SANTA FE, N.M. — Novelist Sandra Ramos O’Briant, in an article posted on the Huffington Post’s Latino Voices section, weighs in on growing up in Santa Fe “50/50” – Anglo and Hispanic.
She’s the author of “The Sandoval Sisters’ Secret of Old Blood,” which won International Latino Book Awards for Best Historical Fiction and Best First Book in 2013. The book is about New Mexico sisters caught up in the Mexican-American war.
Her piece in the Huffington Post, part of a “tag” blog about diversity in literature by a series of writers, is headlined “Bullied: Diversity, Differentiation, Distinction.”
“In Santa Fe, New Mexico, I attended barrio schools and was bullied for my O’Briant surname. My classmates refused to believe my mom was Latina. Being a 50/50 was not easy. Diversity is a term I embrace, and not just ethnically. I hate being stereotyped and having my choices restricted, not only in my life, but in the lives I create for my characters.
“Most of my characters have been set apart from others in some way. A bullied child is an isolated child, and reading was my escape … . What I learned is that there is more that humans have in common with one another than what racially, ethnically or culturally separates us. The kids who bullied me acted out of ignorance that had been passed down for generations. I was lonely, but gained strength from my isolation; I learned to make my own path.”
O’Briant, born in 1949, then introduces her novel and continues:
“That’s the long way of saying that I began my historical research to answer the burning question that had so cruelly affected my youth: Why did the Latino kids in Santa Fe hate Anglos, especially Texans?

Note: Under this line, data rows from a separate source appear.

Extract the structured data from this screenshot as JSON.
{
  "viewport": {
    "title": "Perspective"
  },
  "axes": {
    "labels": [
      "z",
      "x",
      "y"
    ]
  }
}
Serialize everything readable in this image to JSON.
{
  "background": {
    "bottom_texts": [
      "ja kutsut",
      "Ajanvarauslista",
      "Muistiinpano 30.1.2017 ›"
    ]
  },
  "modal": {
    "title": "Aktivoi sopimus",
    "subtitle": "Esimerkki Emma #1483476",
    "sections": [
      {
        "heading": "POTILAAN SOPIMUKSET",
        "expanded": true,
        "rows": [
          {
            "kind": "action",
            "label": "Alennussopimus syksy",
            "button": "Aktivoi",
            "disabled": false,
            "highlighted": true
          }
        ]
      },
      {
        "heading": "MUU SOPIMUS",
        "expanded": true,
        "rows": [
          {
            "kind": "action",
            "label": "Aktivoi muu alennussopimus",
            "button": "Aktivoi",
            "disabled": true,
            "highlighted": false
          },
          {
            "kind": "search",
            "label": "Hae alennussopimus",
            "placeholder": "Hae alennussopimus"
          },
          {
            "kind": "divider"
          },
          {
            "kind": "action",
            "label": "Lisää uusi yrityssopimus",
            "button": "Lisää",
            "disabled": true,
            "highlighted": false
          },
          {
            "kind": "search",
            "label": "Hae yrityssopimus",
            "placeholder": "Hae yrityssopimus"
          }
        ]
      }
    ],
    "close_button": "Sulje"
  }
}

“Answering this question led to an examination of war, class, education, the role of women, religion and superstition during the Mexican-American War. Santa Fe, N.M., an area now known as an artistic and tourist mecca, was the first foreign capital conquered by the U.S. It had a profound impact on the people there.”
In the book, one sister is a Mexican peasant and two others can trace their heritage back to Spain. One runs off with a Texan and experiences racism while living with his family. Another dresses like a man and works with horses. “All of these family attributes set them apart from the people (la gente) in their community and make them targets when the war wreaks havoc and loss,” O’Briant writes.
In answering how her literary work is different, O’Briant adds:
“Short answer: There are no historical novels dealing with the Mexican-American War from a female perspective (of which I am aware). This is not a good thing. My agent got favorable responses from editors at several big publishing houses. They actually read the book and took the time to dictate letters saying they enjoyed it. The catch? Marketing. Historical fiction readers like French and English stories about royalty or the mistresses of royalty. Last on the list are American historical books. The Civil War and the American Revolution are first in line. There are exceptions, of course, but Mexicans? Puhleese … .”
Not just chile any more
U.S. News and World Report recently listed Santa Fe as one of “eight underrated beer cities” around the world:
“Often lumped together with Albuquerque’s craft beer scene, Santa Fe is actually home to New Mexico’s oldest microbrewery, the Santa Fe Brewing Company. Stop by the brewery for a tour or tasting and sample the award-winning Chicken Killer Barley Wine, which is best known for its intense flavors (this beer is brewed with twice as many ingredients as the company’s other varieties) and high alcohol content (10 percent). Meanwhile, the smaller – but no less impressive – Blue Corn Brewery offers a selection of six house beers and a rotating selection of four specialty beers.”
And they apparently didn’t even make it out to Duel Brewery or the Second Street pubs.